Once upon a time, I was a music guy. Not a musician, as I have little talent when it comes to playing any sort of instrument, but a behind-the-scenes guy who went to a lot of shows, wrote about a lot of albums and ran a website that was known by a few people here and there throughout the world. I started writing about punk music back in the late 1990's and gradually grew out of that over the course of a few years, settling into a Nebraska-centric look at all sorts of independent music and booking more small shows than I care to count.
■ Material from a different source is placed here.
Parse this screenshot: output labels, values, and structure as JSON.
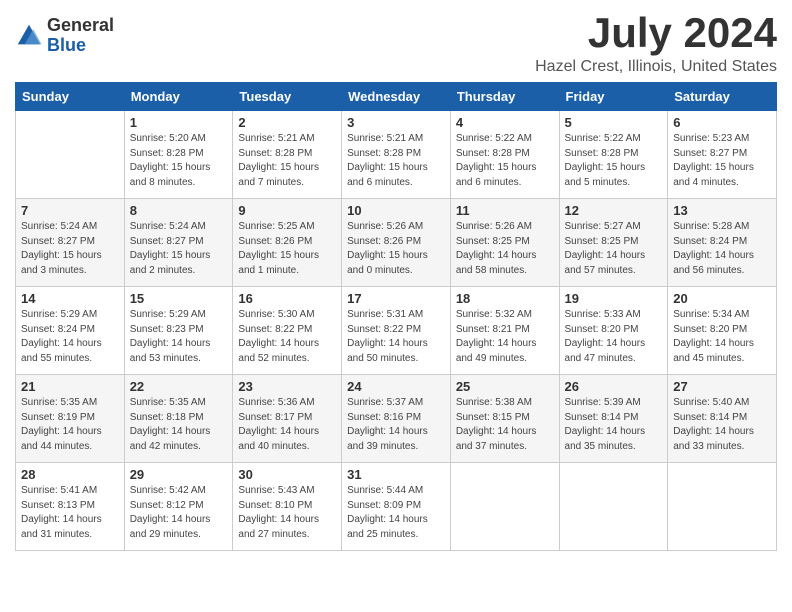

My involvement in the music scene coincided with the rise of Omaha's Saddle Creek Records. For the unfamiliar, Saddle Creek started as a group of friends teaming up to release records of their own, artists including Cursive, the Faint and Bright Eyes. I was never anywhere near being part of that inner circle but it was fun to experience their success and music firsthand during that time period. Omaha was on the pages of Rolling Stone and the N.Y. Times and it seemed like people were actually thinking of this place as something more than just flyover country.
As with anything worth experiencing, the moment passed and time marched on. The concerts found bigger, better venues and the feeling of the music began to change. The sense of urgency and raw emotion evolved into maturity and better craft. To put it bluntly, we grew up.
Conor Oberst, the 30-something guy behind Bright Eyes, just released a solo album in May entitled "Upside Down Mountain." Listening to the record for the first time, I was struck at how very different his music has become since the early days of Bright Eyes back in the late 1990's. At that time, it would have been near impossible to imagine that this often off-key, over-emotional voice would ever translate into any sort of adulthood. But remarkably, it has, with Oberst using some of his unusual vocal characteristics to effectively portray his unique songwriting. Now he's receiving comparisons to songwriters like Paul Simon and writing great hooks that are no-less memorable (yet far less over-dramatic) than his earlier work.
I'm very nearly the same age as Oberst, although my "career" as a photographer does not extend back into my early teen years like his does. My most embarrassing moments are largely forgotten on websites long since deleted and are not shared on torrent sites all over the internet. But I feel a kinship with his career, finding a way to remain relevant and creatively vibrant even as his music matures and evolves.
After finishing my ninety-three project, I made a conscious effort to move past some of the quirky trappings of my earlier photographs, and try to develop a documentary style with more depth and the ability to accurately portray the quiet as well as the obvious. (Think less Martin Parr and more Walker Evans.) All of this takes time and is still an on-going process, but I feel like I've reached what one might consider a much more mature phase in my work. It's about moving forward, accurately reflecting the changes in self and interest, and hopefully continuing to develop as I get older.
Getting older was something I never used to think much about. I just sort of avoided the issue, instead floundering in a sort of perpetual 20-something haze that left me unable to find the kind of peace that stability can bring. While I can't speak for Mr. Oberst, I'd like to think we're similar in this way, that Upside Down Mountain is a record made by someone who is cool with where his life is headed and has learned from all the youthful drama of a decade or more ago.
So.. Here's to all the artists and musicians who don't stop at 22 and continue to attempt to find meaning and freely express it in their work. Remember the past but don't repeat it.